What is required:
Return the records as they stand. No picture is to be included.

Listed records:
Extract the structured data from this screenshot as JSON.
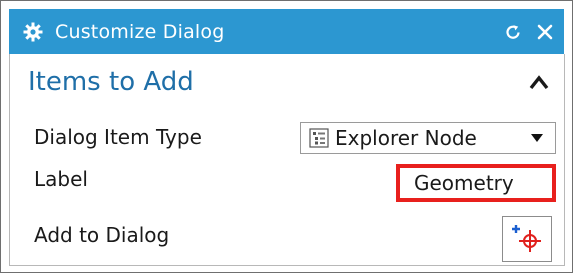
{
  "dialog": {
    "title": "Customize Dialog",
    "titlebar_color": "#2c97d1"
  },
  "group": {
    "title": "Items to Add",
    "title_color": "#1f6fa8"
  },
  "rows": [
    {
      "label": "Dialog Item Type",
      "control": "dropdown",
      "value": "Explorer Node",
      "icon": "explorer-node-icon"
    },
    {
      "label": "Label",
      "control": "text-field",
      "value": "Geometry",
      "highlight_color": "#e8201d"
    },
    {
      "label": "Add to Dialog",
      "control": "button",
      "icon": "add-point-icon"
    }
  ],
  "icons": {
    "title": "gear-icon",
    "reset": "reset-icon",
    "close": "close-icon",
    "collapse": "chevron-up-icon",
    "dropdown_caret": "caret-down-icon"
  }
}
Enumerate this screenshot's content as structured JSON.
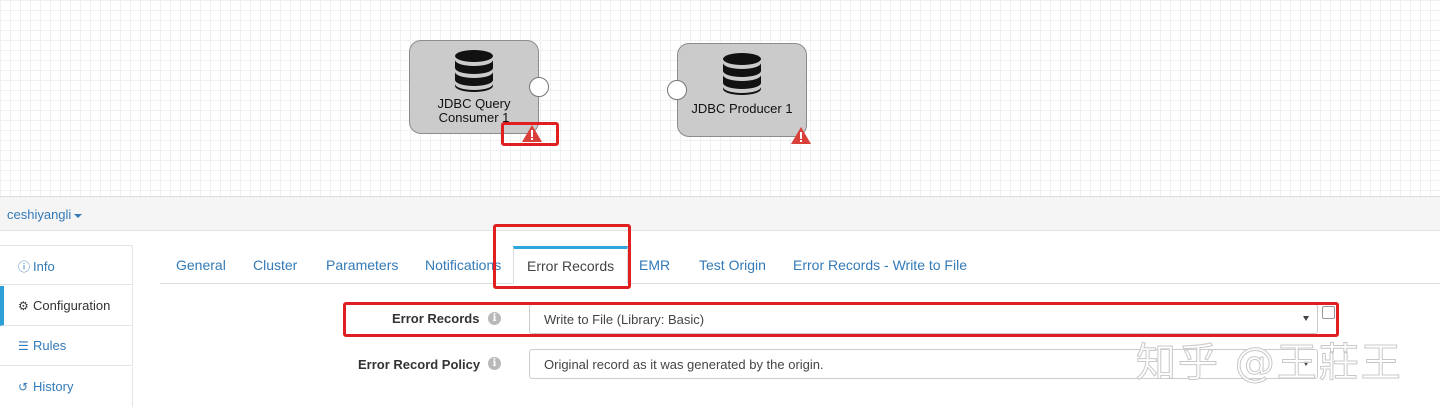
{
  "canvas": {
    "stages": [
      {
        "name": "JDBC Query Consumer 1",
        "line1": "JDBC Query",
        "line2": "Consumer 1",
        "icon": "database-icon",
        "status_icon": "warning-icon"
      },
      {
        "name": "JDBC Producer 1",
        "line1": "JDBC Producer 1",
        "icon": "database-icon",
        "status_icon": "warning-icon"
      }
    ]
  },
  "pipeline": {
    "name": "ceshiyangli"
  },
  "sidebar": {
    "items": [
      {
        "label": "Info",
        "icon": "info-icon"
      },
      {
        "label": "Configuration",
        "icon": "gear-icon"
      },
      {
        "label": "Rules",
        "icon": "list-icon"
      },
      {
        "label": "History",
        "icon": "history-icon"
      }
    ]
  },
  "tabs": [
    "General",
    "Cluster",
    "Parameters",
    "Notifications",
    "Error Records",
    "EMR",
    "Test Origin",
    "Error Records - Write to File"
  ],
  "active_tab": "Error Records",
  "form": {
    "error_records": {
      "label": "Error Records",
      "value": "Write to File (Library: Basic)"
    },
    "error_record_policy": {
      "label": "Error Record Policy",
      "value": "Original record as it was generated by the origin."
    }
  },
  "watermark": "知乎 @王莊王",
  "colors": {
    "link": "#337ab7",
    "accent": "#2ea5dd",
    "highlight": "#e02020",
    "warning": "#d9403a"
  }
}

Finished exercise:
Extract the structured data from this screenshot as JSON.
{
  "dialog": {
    "title": "Customize Dialog",
    "titlebar_color": "#2c97d1"
  },
  "group": {
    "title": "Items to Add",
    "title_color": "#1f6fa8"
  },
  "rows": [
    {
      "label": "Dialog Item Type",
      "control": "dropdown",
      "value": "Explorer Node",
      "icon": "explorer-node-icon"
    },
    {
      "label": "Label",
      "control": "text-field",
      "value": "Geometry",
      "highlight_color": "#e8201d"
    },
    {
      "label": "Add to Dialog",
      "control": "button",
      "icon": "add-point-icon"
    }
  ],
  "icons": {
    "title": "gear-icon",
    "reset": "reset-icon",
    "close": "close-icon",
    "collapse": "chevron-up-icon",
    "dropdown_caret": "caret-down-icon"
  }
}
Enumerate this screenshot's content as structured JSON.
{
  "canvas": {
    "stages": [
      {
        "name": "JDBC Query Consumer 1",
        "line1": "JDBC Query",
        "line2": "Consumer 1",
        "icon": "database-icon",
        "status_icon": "warning-icon"
      },
      {
        "name": "JDBC Producer 1",
        "line1": "JDBC Producer 1",
        "icon": "database-icon",
        "status_icon": "warning-icon"
      }
    ]
  },
  "pipeline": {
    "name": "ceshiyangli"
  },
  "sidebar": {
    "items": [
      {
        "label": "Info",
        "icon": "info-icon"
      },
      {
        "label": "Configuration",
        "icon": "gear-icon"
      },
      {
        "label": "Rules",
        "icon": "list-icon"
      },
      {
        "label": "History",
        "icon": "history-icon"
      }
    ]
  },
  "tabs": [
    "General",
    "Cluster",
    "Parameters",
    "Notifications",
    "Error Records",
    "EMR",
    "Test Origin",
    "Error Records - Write to File"
  ],
  "active_tab": "Error Records",
  "form": {
    "error_records": {
      "label": "Error Records",
      "value": "Write to File (Library: Basic)"
    },
    "error_record_policy": {
      "label": "Error Record Policy",
      "value": "Original record as it was generated by the origin."
    }
  },
  "watermark": "知乎 @王莊王",
  "colors": {
    "link": "#337ab7",
    "accent": "#2ea5dd",
    "highlight": "#e02020",
    "warning": "#d9403a"
  }
}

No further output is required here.